Alocasias might just be the most unique and almost otherworldly plants to grow indoors. If you’re an indoor plant lover, chances are, you either own one or have strong urges to ‘add to cart’ or grab one every time you visit a nursery. No judgement here! These plants are hard to walk past without being intrigued by their striking foliage and tropical feel.
Although it grabs the attention of the eyes and causes a few ‘oohs’ and ‘aahs’, these guys do not enjoy much attention in the care department, and actually prefer a little neglect (especially when it comes to watering!). If you’ve ever lost an Alocasia, it might have been due to overwatering or pesky buggers like spider mites or mealy bugs. In this care guide, we’ll dish all the dirt on how to take good care of your indoor Alocasias.
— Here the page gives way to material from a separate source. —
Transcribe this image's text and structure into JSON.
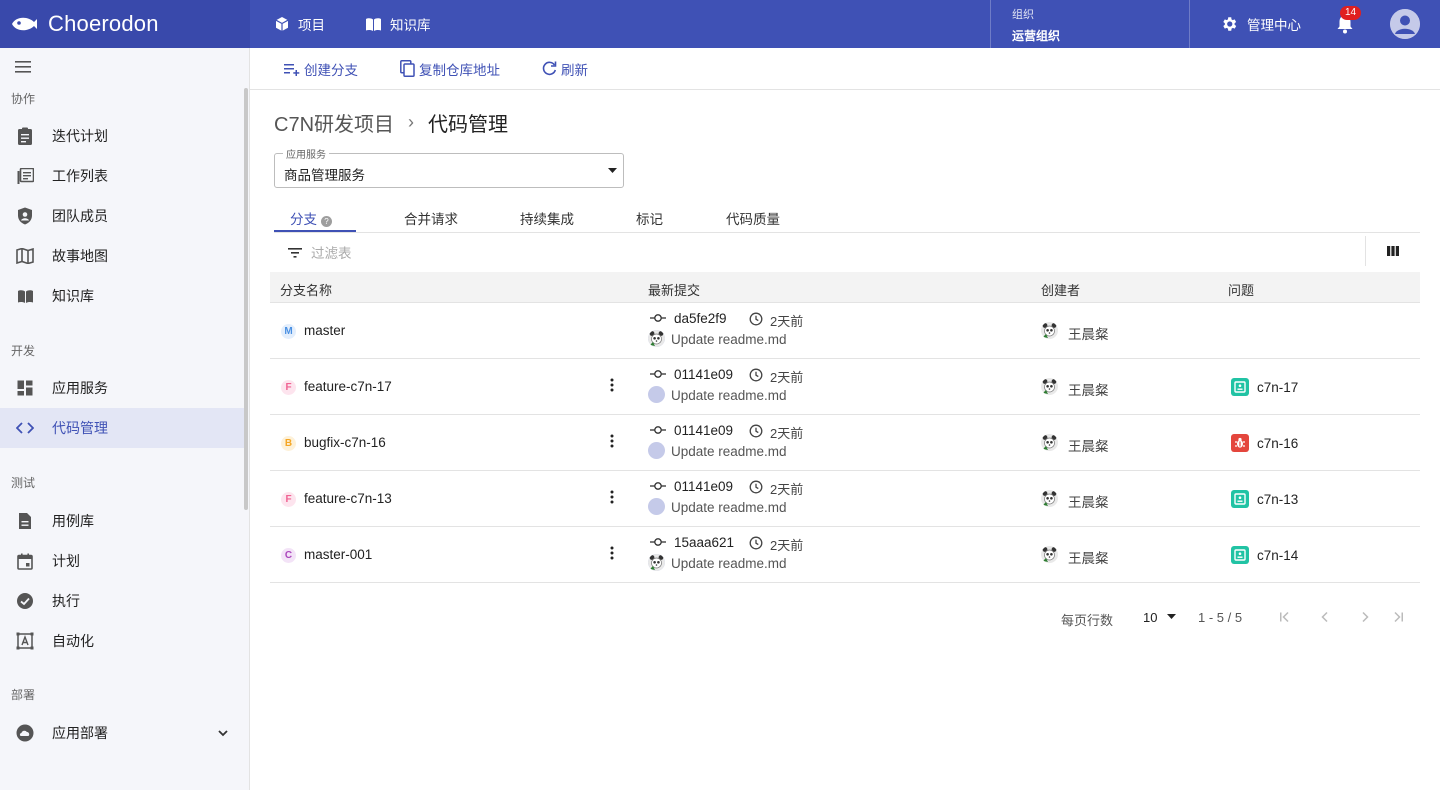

First things first, let’s talk about the definite no-nos when it comes to watering your Alocasia. Most Alocasias breathe their last due to overwatering. These plants are very sensitive to too much water as this can result in crown rot. Before watering, it is vital to check the mixture levels of the soil rather than sticking to a prescribed watering schedule.
Alocasias enjoy a little dampness but you will have to make adjustments according to the season and the position of your plant in your home. During warmer months, Alocasias enjoy a growth spurt so be sure to water it thoroughly. During the winter months, however, when the temperature is cooler and there is less light, these plants will require significantly less water. To ebb on the side of caution, you can let the plant dry prior to watering again.
Watering tip: water from the bottom (e.g. tray) to avoid crown rot.
Choosing the best spot
Alocasias are naturally found in rainforest habitats which means that you have to imitate these conditions for your Alocasia to feel at home. Ideally, they need bright conditions (bright, indirect sunlight) so ensure that your plant is in a spot where it can enjoy ample natural light.
A light warning: Be cautious when placing your plant in direct sunlight. The leaves will scorch if the light is too intense.
The secret is in the soil. To ensure that the tuberous roots do not stagnate in wet, compacted soil, plant or re-pot Alocasias in light, airy compost. It’s always best to make your own soil mixture. Mix peat-free houseplant compost with a generous amount of coconut coir (a naturally fibrous material).
No plant is really exempted from pests, and surely not the Aloscasias. A few pesky lovers of the Alocasia include spider mites, mealybugs, aphids, and scale. These buggers can be found on both sides of the leaves, also on the stems, or in between leaf sheaths near the crown. If you spot them on your plant, wipe away with a damp cloth and spray mild pest spray. Be sure to get into the cracks and creases. Ensure you monitor your plant and inspect it regularly to make sure the pest population does not reach epic proportions (as they tend to increase exponentially!).
Dying or resting?
If you notice the foliage is dying and leaves are yellowing, this can be a sign that your plant is overwatered. However, do not be alarmed! It could also be an indication of its natural life cycle. When it nears the end of its growing season, you will start to notice the outer (older) leaves slowly start to turn yellow, then brown, and finally dying completely. This is because the plant will slow down, and enter a dormant state to conserve energy for the winter or colder season. This energy is preserved in the underground tubers so that when the warmer season arrives, it’s ready to kick back into action and send out new foliage. It’s quite a wonderful process to behold.
Moral of the story: do not give up on your Alocasia, or your ability to grow one!
Here's a list of a few of our favourite Alocasias